Hezekiah was born and became king of Judah. At that time it seems God was calling a few men to be prophets. Isaiah and Micah in Judah and Amos and Hosea in Israel. Hosea of course was a prophet of Israel in Babylonian captivity.

Just before these events Jonah had been spit up on the shores of Syria where he had to go and prophesy to the people of Nineveh, a potential enemy of Israel, They repented and the Lord was with them.

Events were moving hard and fast in that little piece of history.  In the Pseudepigraphia we hear the story of how Hezekiah calls his infant son Manessah to his side as he dies, but even as he is to give the child a blessing the son of Isaiah Josab prophesied that Manessah would worship a demon instead of God and undo all the good that Hezekiah had worked. The faith of the people would be split apart. In horror and grief Hezekiah considers having his little son killed, but is warned against this by Isaiah even though he has forseen his own terrible martyrdom at the hands of Mannessah. Isaiah was sawn in half.

There is an addition showing the Christians saw in this the symbolism of the terrible martyrdom the Church suffered under her own Manessah in Nero (both types of antiChrist).

In the end poor Manessah, having sacrificed his own sons to Molech the child consuming burning idol, repents. Psalm 151 is one of those not quite canonical but much loved prayers of repentence. For Manessah to have come home after having run so far gives hope for us all.

The martyrdom and Ascension of Isaiah

The Holy Father, commenting on today’s Mass readings asks us to behave like Mary and Elizabeth:

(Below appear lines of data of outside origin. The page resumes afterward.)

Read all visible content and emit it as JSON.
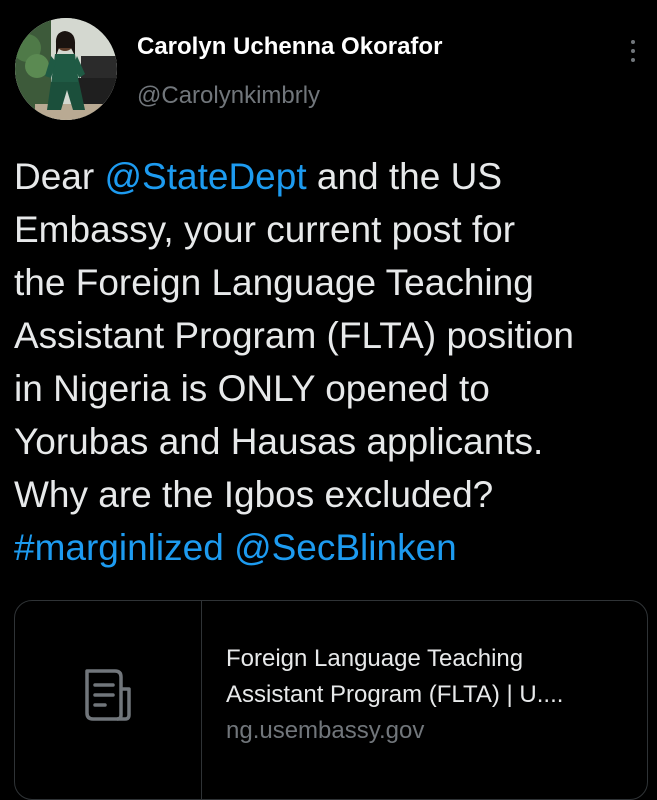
{
  "author": {
    "name": "Carolyn Uchenna Okorafor",
    "handle": "@Carolynkimbrly"
  },
  "tweet": {
    "lines": [
      [
        {
          "text": "Dear ",
          "link": false
        },
        {
          "text": "@StateDept",
          "link": true
        },
        {
          "text": " and the US",
          "link": false
        }
      ],
      [
        {
          "text": "Embassy, your current post for",
          "link": false
        }
      ],
      [
        {
          "text": "the Foreign Language Teaching",
          "link": false
        }
      ],
      [
        {
          "text": "Assistant Program (FLTA) position",
          "link": false
        }
      ],
      [
        {
          "text": "in Nigeria is ONLY opened to",
          "link": false
        }
      ],
      [
        {
          "text": "Yorubas and Hausas applicants.",
          "link": false
        }
      ],
      [
        {
          "text": "Why are the Igbos excluded?",
          "link": false
        }
      ],
      [
        {
          "text": "#marginlized",
          "link": true
        },
        {
          "text": " ",
          "link": false
        },
        {
          "text": "@SecBlinken",
          "link": true
        }
      ]
    ]
  },
  "card": {
    "icon": "document-icon",
    "title_lines": [
      "Foreign Language Teaching",
      "Assistant Program (FLTA) | U...."
    ],
    "domain": "ng.usembassy.gov"
  },
  "colors": {
    "background": "#000000",
    "text": "#e7e9ea",
    "secondary": "#71767b",
    "link": "#1d9bf0",
    "border": "#2f3336"
  },
  "icons": {
    "more": "more-vertical-icon",
    "card": "document-icon"
  }
}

Let us imitate Mary in the Christmas season, visiting those who are experiencing hardship, especially the sick, the imprisoned, the elderly and children. Let us laso imitate Elizabeth, who welcomes guests like God Himself: without desiring the Lord we will never know Him, without waiting for Him we will never meet Him, without seeking will never find Him

We’ve just come home from a lovely visit with friends who are relaxed and caring and  gave us a beautiful organic lamb dinner. They had received the lamb from the farmer as a gift and took that gift and shared it with us.

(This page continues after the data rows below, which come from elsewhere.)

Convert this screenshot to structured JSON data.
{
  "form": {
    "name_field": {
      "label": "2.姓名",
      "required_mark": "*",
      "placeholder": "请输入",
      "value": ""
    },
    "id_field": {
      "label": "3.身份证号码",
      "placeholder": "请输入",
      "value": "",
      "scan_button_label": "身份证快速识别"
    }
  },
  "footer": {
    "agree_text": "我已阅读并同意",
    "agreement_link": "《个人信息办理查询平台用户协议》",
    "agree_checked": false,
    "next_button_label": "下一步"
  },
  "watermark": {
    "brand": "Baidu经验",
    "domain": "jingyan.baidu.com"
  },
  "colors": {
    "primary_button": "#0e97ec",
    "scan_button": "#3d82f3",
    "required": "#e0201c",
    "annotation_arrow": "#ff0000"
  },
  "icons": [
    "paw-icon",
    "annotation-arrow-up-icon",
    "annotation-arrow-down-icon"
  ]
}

I am not that well today and very twitchy and jerky. But with them it didn’t matter. I could twitch, jerk and tip over and not have to feel embarressed. I think many of us are more blessed with friends than we sometimes realise or appreciate.  If you have friends as good as this don’t forget to thank God for them :)

O Rex Gentium (O King of Nations) Dec 22nd

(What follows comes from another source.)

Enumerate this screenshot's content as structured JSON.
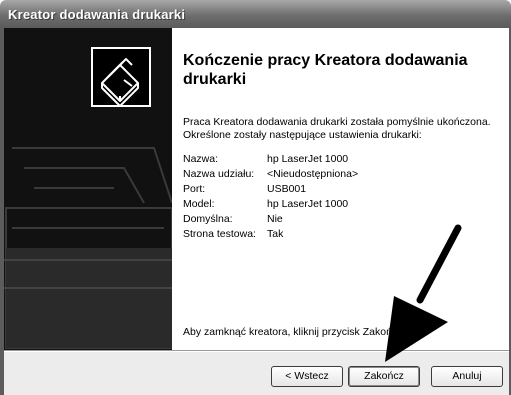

When Jesus stood before Pilate, He was asked, “Are you a king?” and from the conversation that followed Pilate the gentile and his gentile wife St. Claudia Procla saw that He was indeed a king.

The apostles had some understanding that Jesus, a son of David was a king by right but they were stuck in the idea that He would take a political stand against Rome and somehow bring all Israel back together. When Jesus went out to do His mission there was only Judea, the land of Judah and Benjamin with the Levite priesthood. Sometimes other tribes were noted such as Anna in the Temple who was from the tribe of Ashur. But in saving all Israel Jesus wasn’t going to pick out Israelites alone. He was calling all the nations, the gentiles too now, into the new Israel of the new Covenant. Israel was the first born son, the oldest brother of us all, but the gentiles were God’s children too.